## WHAT THIS TASK INVOLVES
Which of the lines in the records below hold the string "karaciğerim"? Copy every one of them.

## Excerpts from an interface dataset
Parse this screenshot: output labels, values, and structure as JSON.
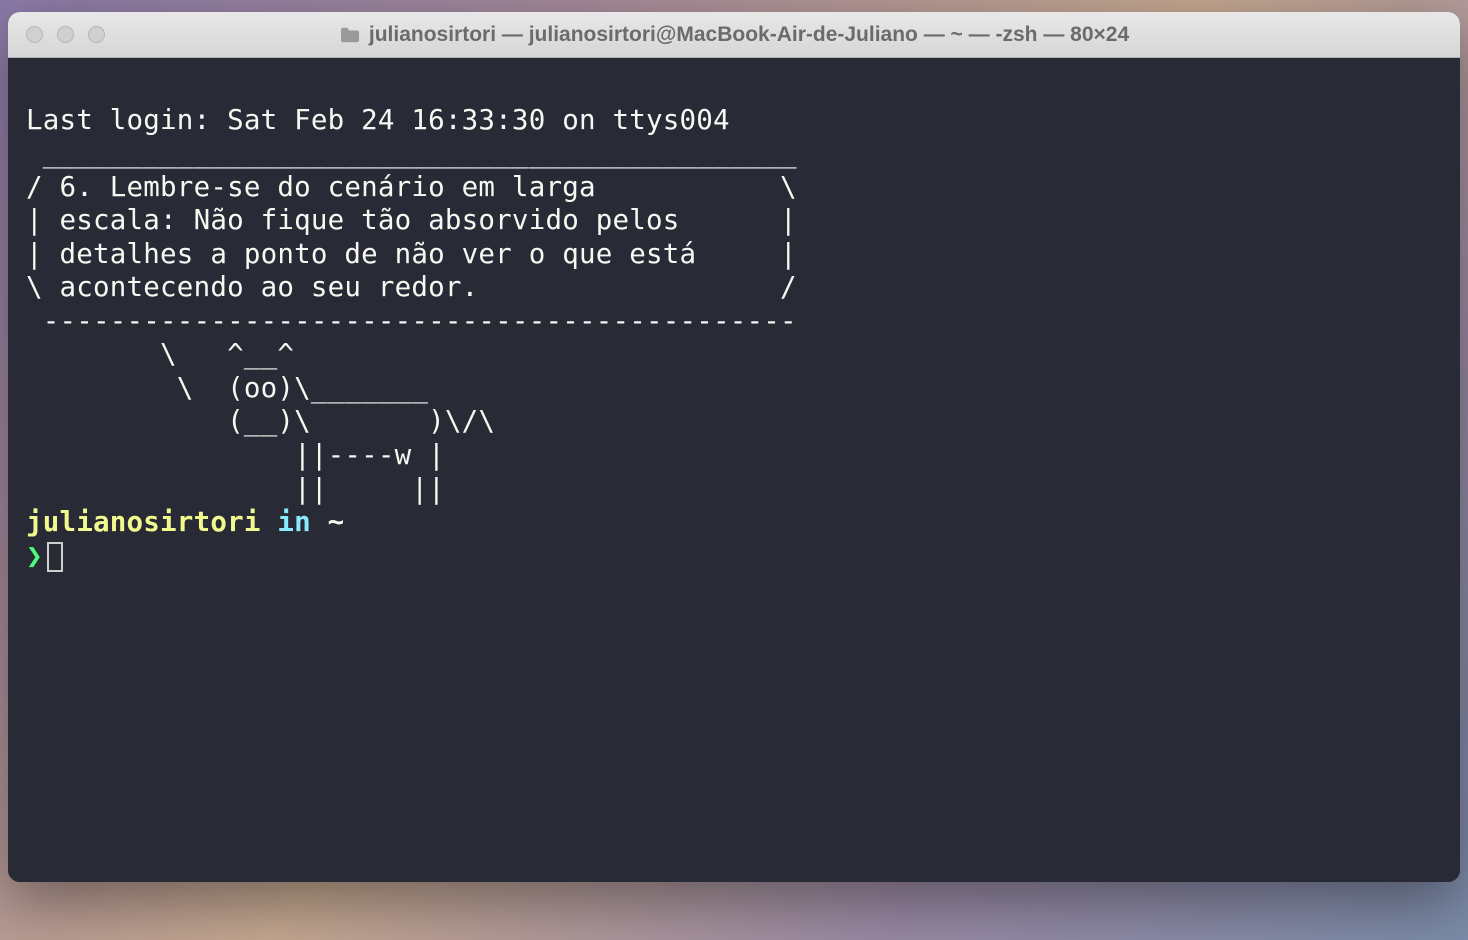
{
  "window": {
    "title": "julianosirtori — julianosirtori@MacBook-Air-de-Juliano — ~ — -zsh — 80×24"
  },
  "terminal": {
    "last_login": "Last login: Sat Feb 24 16:33:30 on ttys004",
    "cowsay": {
      "top": " _____________________________________________",
      "l1": "/ 6. Lembre-se do cenário em larga           \\",
      "l2": "| escala: Não fique tão absorvido pelos      |",
      "l3": "| detalhes a ponto de não ver o que está     |",
      "l4": "\\ acontecendo ao seu redor.                  /",
      "bottom": " ---------------------------------------------",
      "cow1": "        \\   ^__^",
      "cow2": "         \\  (oo)\\_______",
      "cow3": "            (__)\\       )\\/\\",
      "cow4": "                ||----w |",
      "cow5": "                ||     ||"
    },
    "prompt": {
      "user": "julianosirtori",
      "in": " in ",
      "path": "~",
      "symbol": "❯"
    }
  }
}
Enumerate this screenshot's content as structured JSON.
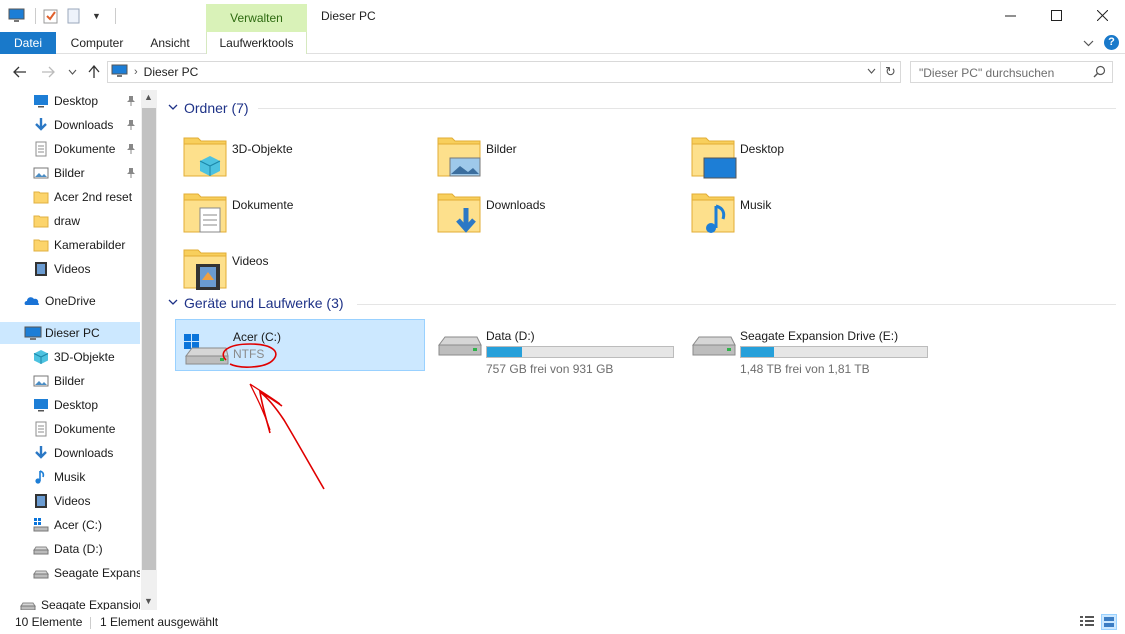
{
  "window": {
    "title": "Dieser PC",
    "context_tab_header": "Verwalten"
  },
  "ribbon": {
    "tabs": [
      "Datei",
      "Computer",
      "Ansicht",
      "Laufwerktools"
    ]
  },
  "address": {
    "path": "Dieser PC",
    "search_placeholder": "\"Dieser PC\" durchsuchen"
  },
  "sidebar": {
    "items": [
      {
        "label": "Desktop",
        "icon": "desktop-icon",
        "pinned": true
      },
      {
        "label": "Downloads",
        "icon": "downloads-icon",
        "pinned": true
      },
      {
        "label": "Dokumente",
        "icon": "documents-icon",
        "pinned": true
      },
      {
        "label": "Bilder",
        "icon": "pictures-icon",
        "pinned": true
      },
      {
        "label": "Acer 2nd reset",
        "icon": "folder-icon",
        "pinned": false
      },
      {
        "label": "draw",
        "icon": "folder-icon",
        "pinned": false
      },
      {
        "label": "Kamerabilder",
        "icon": "folder-icon",
        "pinned": false
      },
      {
        "label": "Videos",
        "icon": "videos-icon",
        "pinned": false
      },
      {
        "label": "OneDrive",
        "icon": "onedrive-icon",
        "pinned": false
      },
      {
        "label": "Dieser PC",
        "icon": "this-pc-icon",
        "pinned": false
      },
      {
        "label": "3D-Objekte",
        "icon": "3d-objects-icon",
        "pinned": false
      },
      {
        "label": "Bilder",
        "icon": "pictures-icon",
        "pinned": false
      },
      {
        "label": "Desktop",
        "icon": "desktop-icon",
        "pinned": false
      },
      {
        "label": "Dokumente",
        "icon": "documents-icon",
        "pinned": false
      },
      {
        "label": "Downloads",
        "icon": "downloads-icon",
        "pinned": false
      },
      {
        "label": "Musik",
        "icon": "music-icon",
        "pinned": false
      },
      {
        "label": "Videos",
        "icon": "videos-icon",
        "pinned": false
      },
      {
        "label": "Acer (C:)",
        "icon": "windows-drive-icon",
        "pinned": false
      },
      {
        "label": "Data (D:)",
        "icon": "drive-icon",
        "pinned": false
      },
      {
        "label": "Seagate Expansio",
        "icon": "drive-icon",
        "pinned": false
      },
      {
        "label": "Seagate Expansion",
        "icon": "drive-icon",
        "pinned": false
      }
    ]
  },
  "main": {
    "folders_heading": "Ordner (7)",
    "folders": [
      {
        "label": "3D-Objekte",
        "icon": "3d-objects-folder-icon"
      },
      {
        "label": "Bilder",
        "icon": "pictures-folder-icon"
      },
      {
        "label": "Desktop",
        "icon": "desktop-folder-icon"
      },
      {
        "label": "Dokumente",
        "icon": "documents-folder-icon"
      },
      {
        "label": "Downloads",
        "icon": "downloads-folder-icon"
      },
      {
        "label": "Musik",
        "icon": "music-folder-icon"
      },
      {
        "label": "Videos",
        "icon": "videos-folder-icon"
      }
    ],
    "devices_heading": "Geräte und Laufwerke (3)",
    "drives": [
      {
        "label": "Acer (C:)",
        "filesystem": "NTFS",
        "selected": true
      },
      {
        "label": "Data (D:)",
        "free_text": "757 GB frei von 931 GB",
        "used_fraction": 0.19
      },
      {
        "label": "Seagate Expansion Drive (E:)",
        "free_text": "1,48 TB frei von 1,81 TB",
        "used_fraction": 0.18
      }
    ]
  },
  "status": {
    "count": "10 Elemente",
    "selection": "1 Element ausgewählt"
  },
  "colors": {
    "accent": "#1979ca",
    "selection": "#cce8ff",
    "drive_bar": "#26a0da",
    "annotation": "#e00000"
  }
}
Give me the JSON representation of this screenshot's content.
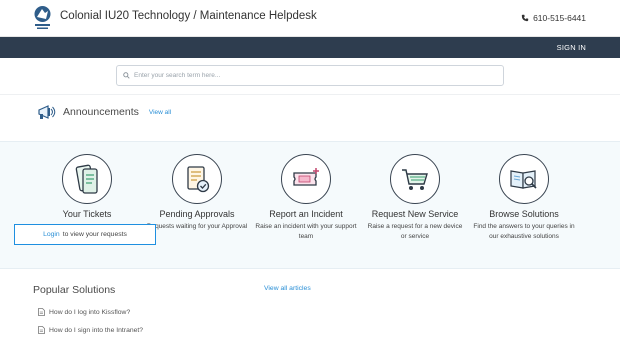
{
  "header": {
    "title": "Colonial IU20 Technology / Maintenance Helpdesk",
    "phone": "610-515-6441"
  },
  "nav": {
    "signin": "SIGN IN"
  },
  "search": {
    "placeholder": "Enter your search term here..."
  },
  "announcements": {
    "title": "Announcements",
    "view_all": "View all"
  },
  "cards": [
    {
      "title": "Your Tickets",
      "desc": ""
    },
    {
      "title": "Pending Approvals",
      "desc": "Requests waiting for your Approval"
    },
    {
      "title": "Report an Incident",
      "desc": "Raise an incident with your support team"
    },
    {
      "title": "Request New Service",
      "desc": "Raise a request for a new device or service"
    },
    {
      "title": "Browse Solutions",
      "desc": "Find the answers to your queries in our exhaustive solutions"
    }
  ],
  "login_prompt": {
    "link": "Login",
    "text": "to view your requests"
  },
  "popular": {
    "title": "Popular Solutions",
    "view_all": "View all articles",
    "articles": [
      "How do I log into Kissflow?",
      "How do I sign into the Intranet?"
    ]
  },
  "colors": {
    "navbar": "#2e3d4f",
    "link": "#2a8fd6",
    "accent_border": "#1e8fe0"
  }
}
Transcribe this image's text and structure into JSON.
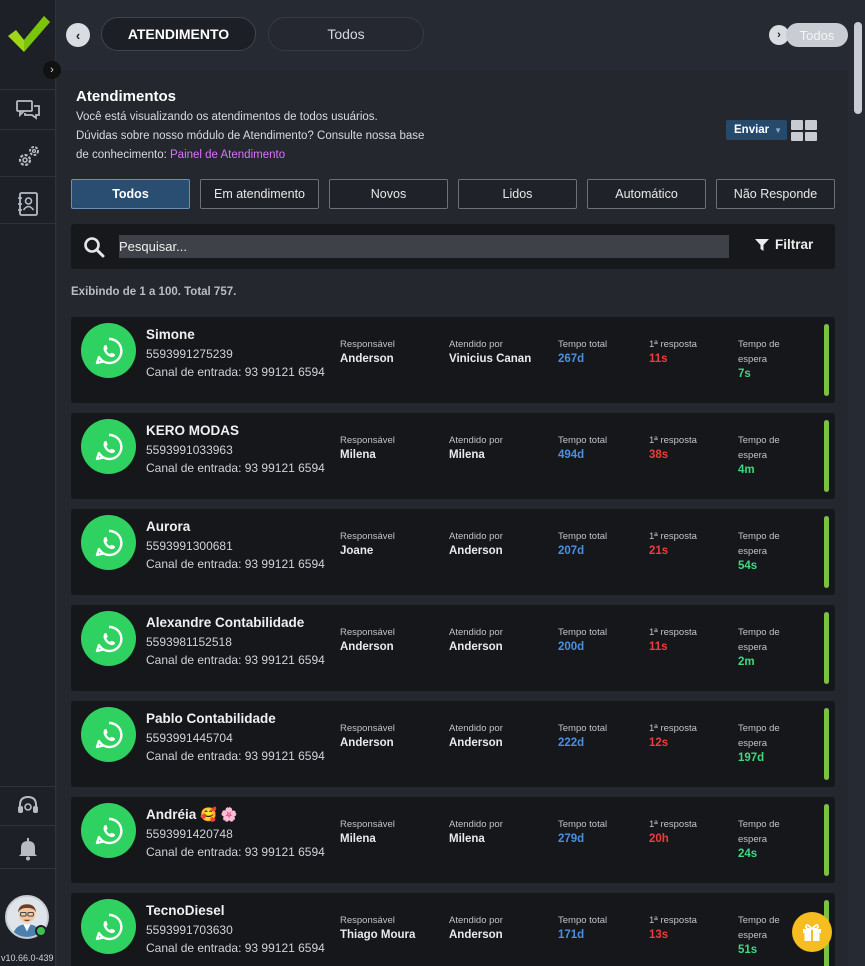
{
  "app": {
    "version": "v10.66.0-439",
    "accent": "#2a4e72",
    "brand_check_color": "#9fd61a"
  },
  "header": {
    "back_icon": "chevron-left-icon",
    "tabs": [
      {
        "label": "ATENDIMENTO",
        "active": true
      },
      {
        "label": "Todos",
        "active": false
      }
    ],
    "right_tag": "Todos"
  },
  "page": {
    "title": "Atendimentos",
    "desc_line1": "Você está visualizando os atendimentos de todos usuários.",
    "desc_line2": "Dúvidas sobre nosso módulo de Atendimento? Consulte nossa base",
    "desc_line3": "de conhecimento:",
    "link_text": "Painel de Atendimento",
    "send_label": "Enviar",
    "filters": [
      "Todos",
      "Em atendimento",
      "Novos",
      "Lidos",
      "Automático",
      "Não Responde"
    ],
    "active_filter": "Todos",
    "search_placeholder": "Pesquisar...",
    "filter_label": "Filtrar",
    "summary": "Exibindo de 1 a 100. Total 757."
  },
  "labels": {
    "responsavel": "Responsável",
    "atendido_por": "Atendido por",
    "tempo_total": "Tempo total",
    "primeira_resposta": "1ª resposta",
    "tempo_espera_1": "Tempo de",
    "tempo_espera_2": "espera"
  },
  "contacts": [
    {
      "name": "Simone",
      "phone": "5593991275239",
      "channel": "Canal de entrada: 93 99121 6594",
      "responsavel": "Anderson",
      "atendido_por": "Vinicius Canan",
      "tempo_total": "267d",
      "primeira_resposta": "11s",
      "tempo_espera": "7s"
    },
    {
      "name": "KERO MODAS",
      "phone": "5593991033963",
      "channel": "Canal de entrada: 93 99121 6594",
      "responsavel": "Milena",
      "atendido_por": "Milena",
      "tempo_total": "494d",
      "primeira_resposta": "38s",
      "tempo_espera": "4m"
    },
    {
      "name": "Aurora",
      "phone": "5593991300681",
      "channel": "Canal de entrada: 93 99121 6594",
      "responsavel": "Joane",
      "atendido_por": "Anderson",
      "tempo_total": "207d",
      "primeira_resposta": "21s",
      "tempo_espera": "54s"
    },
    {
      "name": "Alexandre Contabilidade",
      "phone": "5593981152518",
      "channel": "Canal de entrada: 93 99121 6594",
      "responsavel": "Anderson",
      "atendido_por": "Anderson",
      "tempo_total": "200d",
      "primeira_resposta": "11s",
      "tempo_espera": "2m"
    },
    {
      "name": "Pablo Contabilidade",
      "phone": "5593991445704",
      "channel": "Canal de entrada: 93 99121 6594",
      "responsavel": "Anderson",
      "atendido_por": "Anderson",
      "tempo_total": "222d",
      "primeira_resposta": "12s",
      "tempo_espera": "197d"
    },
    {
      "name": "Andréia 🥰 🌸",
      "phone": "5593991420748",
      "channel": "Canal de entrada: 93 99121 6594",
      "responsavel": "Milena",
      "atendido_por": "Milena",
      "tempo_total": "279d",
      "primeira_resposta": "20h",
      "tempo_espera": "24s"
    },
    {
      "name": "TecnoDiesel",
      "phone": "5593991703630",
      "channel": "Canal de entrada: 93 99121 6594",
      "responsavel": "Thiago Moura",
      "atendido_por": "Anderson",
      "tempo_total": "171d",
      "primeira_resposta": "13s",
      "tempo_espera": "51s"
    }
  ]
}
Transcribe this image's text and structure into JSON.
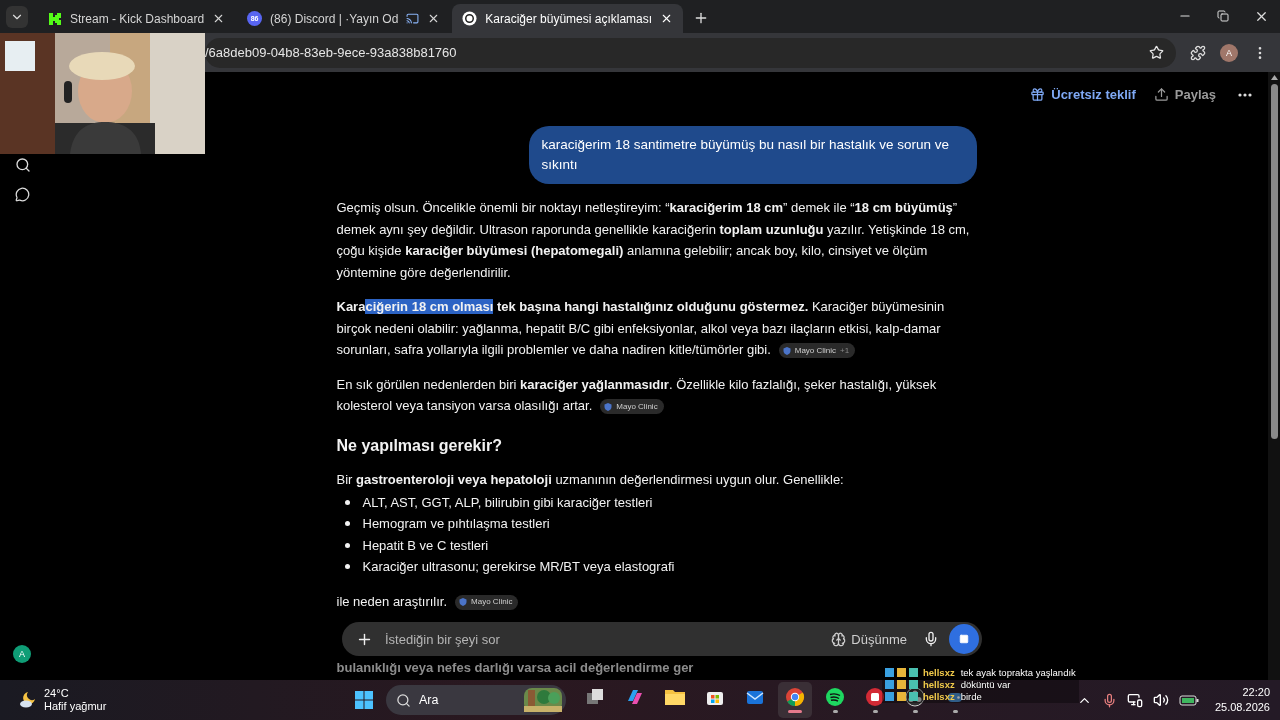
{
  "browser": {
    "tabs": [
      {
        "title": "Stream - Kick Dashboard",
        "kind": "kick",
        "selected": false
      },
      {
        "title": "(86) Discord | ·Yayın Od",
        "kind": "discord",
        "badge": "86",
        "selected": false
      },
      {
        "title": "Karaciğer büyümesi açıklaması",
        "kind": "chat",
        "selected": true
      }
    ],
    "url": "/6a8deb09-04b8-83eb-9ece-93a838b81760",
    "profile": "A"
  },
  "header": {
    "offer": "Ücretsiz teklif",
    "share": "Paylaş"
  },
  "sidebar": {
    "avatar": "A"
  },
  "user_message": "karaciğerim 18 santimetre büyümüş bu nasıl bir hastalık ve sorun ve sıkıntı",
  "response": [
    {
      "kind": "paragraph",
      "parts": [
        {
          "text": "Geçmiş olsun. Öncelikle önemli bir noktayı netleştireyim: “**karaciğerim 18 cm**” demek ile “**18 cm büyümüş**” demek aynı şey değildir. Ultrason raporunda genellikle karaciğerin **toplam uzunluğu** yazılır. Yetişkinde 18 cm, çoğu kişide **karaciğer büyümesi (hepatomegali)** anlamına gelebilir; ancak boy, kilo, cinsiyet ve ölçüm yöntemine göre değerlendirilir.",
          "highlighted": false
        }
      ]
    },
    {
      "kind": "paragraph",
      "parts": [
        {
          "text": "**Kara**",
          "highlighted": false
        },
        {
          "text": "**ciğerin 18 cm olması**",
          "highlighted": true
        },
        {
          "text": " **tek başına hangi hastalığınız olduğunu göstermez.** Karaciğer büyümesinin birçok nedeni olabilir: yağlanma, hepatit B/C gibi enfeksiyonlar, alkol veya bazı ilaçların etkisi, kalp-damar sorunları, safra yollarıyla ilgili problemler ve daha nadiren kitle/tümörler gibi.",
          "highlighted": false
        }
      ],
      "citation": {
        "label": "Mayo Clinic",
        "extra": "+1"
      }
    },
    {
      "kind": "paragraph",
      "parts": [
        {
          "text": "En sık görülen nedenlerden biri **karaciğer yağlanmasıdır**. Özellikle kilo fazlalığı, şeker hastalığı, yüksek kolesterol veya tansiyon varsa olasılığı artar.",
          "highlighted": false
        }
      ],
      "citation": {
        "label": "Mayo Clinic"
      }
    },
    {
      "kind": "heading",
      "text": "Ne yapılması gerekir?"
    },
    {
      "kind": "paragraph",
      "parts": [
        {
          "text": "Bir **gastroenteroloji veya hepatoloji** uzmanının değerlendirmesi uygun olur. Genellikle:",
          "highlighted": false
        }
      ]
    },
    {
      "kind": "list",
      "items": [
        "ALT, AST, GGT, ALP, bilirubin gibi karaciğer testleri",
        "Hemogram ve pıhtılaşma testleri",
        "Hepatit B ve C testleri",
        "Karaciğer ultrasonu; gerekirse MR/BT veya elastografi"
      ]
    },
    {
      "kind": "paragraph",
      "parts": [
        {
          "text": "ile neden araştırılır.",
          "highlighted": false
        }
      ],
      "citation": {
        "label": "Mayo Clinic"
      }
    }
  ],
  "partial_line": "bulanıklığı veya nefes darlığı varsa acil değerlendirme ger",
  "composer": {
    "placeholder": "İstediğin bir şeyi sor",
    "mode": "Düşünme"
  },
  "taskbar": {
    "temperature": "24°C",
    "weather": "Hafif yağmur",
    "search": "Ara",
    "apps": [
      {
        "kind": "taskview",
        "running": false,
        "active": false
      },
      {
        "kind": "copilot",
        "running": false,
        "active": false
      },
      {
        "kind": "folder",
        "running": false,
        "active": false
      },
      {
        "kind": "store",
        "running": false,
        "active": false
      },
      {
        "kind": "mail",
        "running": false,
        "active": false
      },
      {
        "kind": "chrome",
        "running": true,
        "active": true
      },
      {
        "kind": "spotify",
        "running": true,
        "active": false
      },
      {
        "kind": "fist",
        "running": true,
        "active": false
      },
      {
        "kind": "obs",
        "running": true,
        "active": false
      },
      {
        "kind": "game",
        "running": true,
        "active": false
      }
    ],
    "time": "22:20",
    "date": "25.08.2026"
  },
  "chat_overlay": [
    {
      "user": "hellsxz",
      "message": "tek ayak toprakta yaşlandık"
    },
    {
      "user": "hellsxz",
      "message": "döküntü var"
    },
    {
      "user": "hellsxz",
      "message": "birde"
    }
  ]
}
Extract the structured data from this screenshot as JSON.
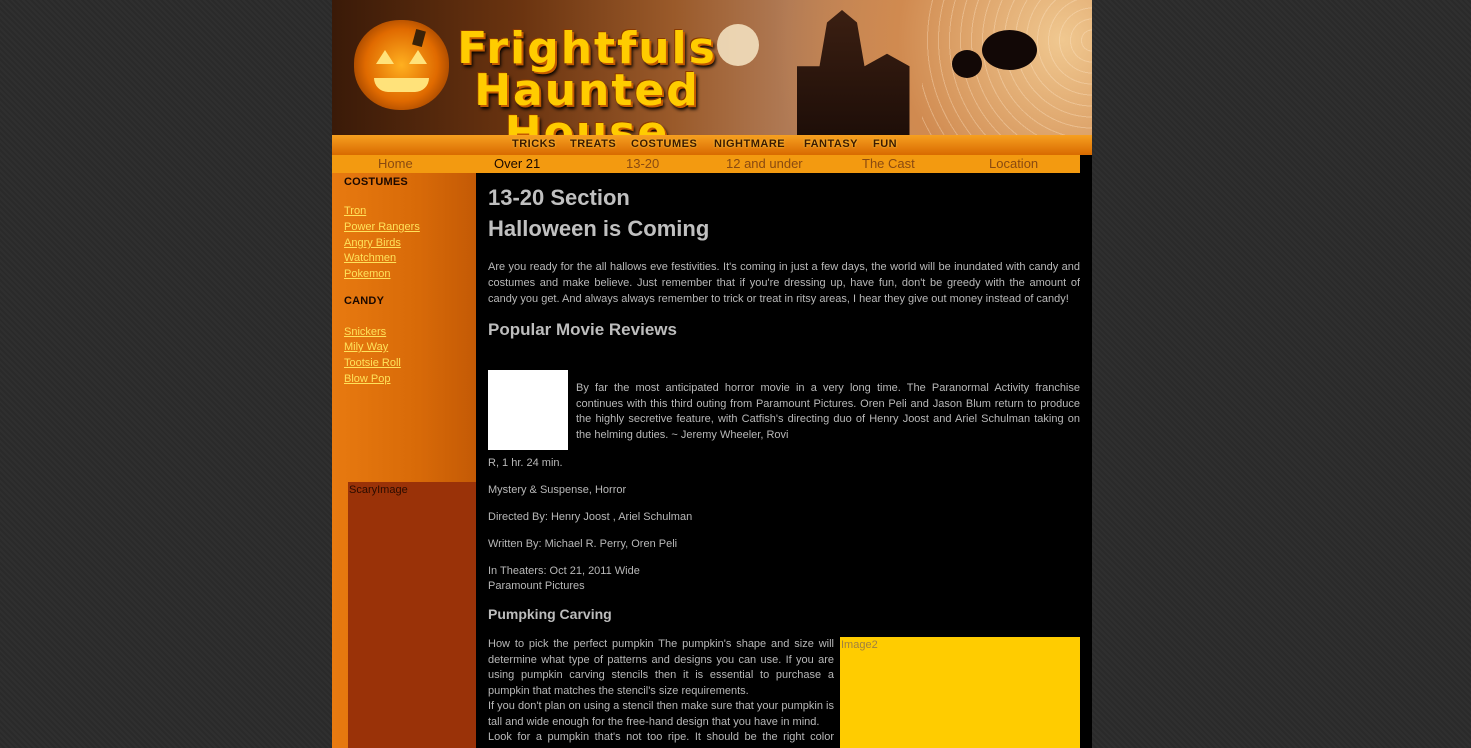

## REPLY
  "user_message": "karaciğerim 18 santimetre büyümüş bu nasıl bir hastalık ve sorun ve sıkıntı",
          "text": "Geçmiş olsun. Öncelikle önemli bir noktayı netleştireyim: “**karaciğerim 18 cm**” demek ile “**18 cm büyümüş**” demek aynı şey değildir. Ultrason raporunda genellikle karaciğerin **toplam uzunluğu** yazılır. Yetişkinde 18 cm, çoğu kişide **karaciğer büyümesi (hepatomegali)** anlamına gelebilir; ancak boy, kilo, cinsiyet ve ölçüm yöntemine göre değerlendirilir.",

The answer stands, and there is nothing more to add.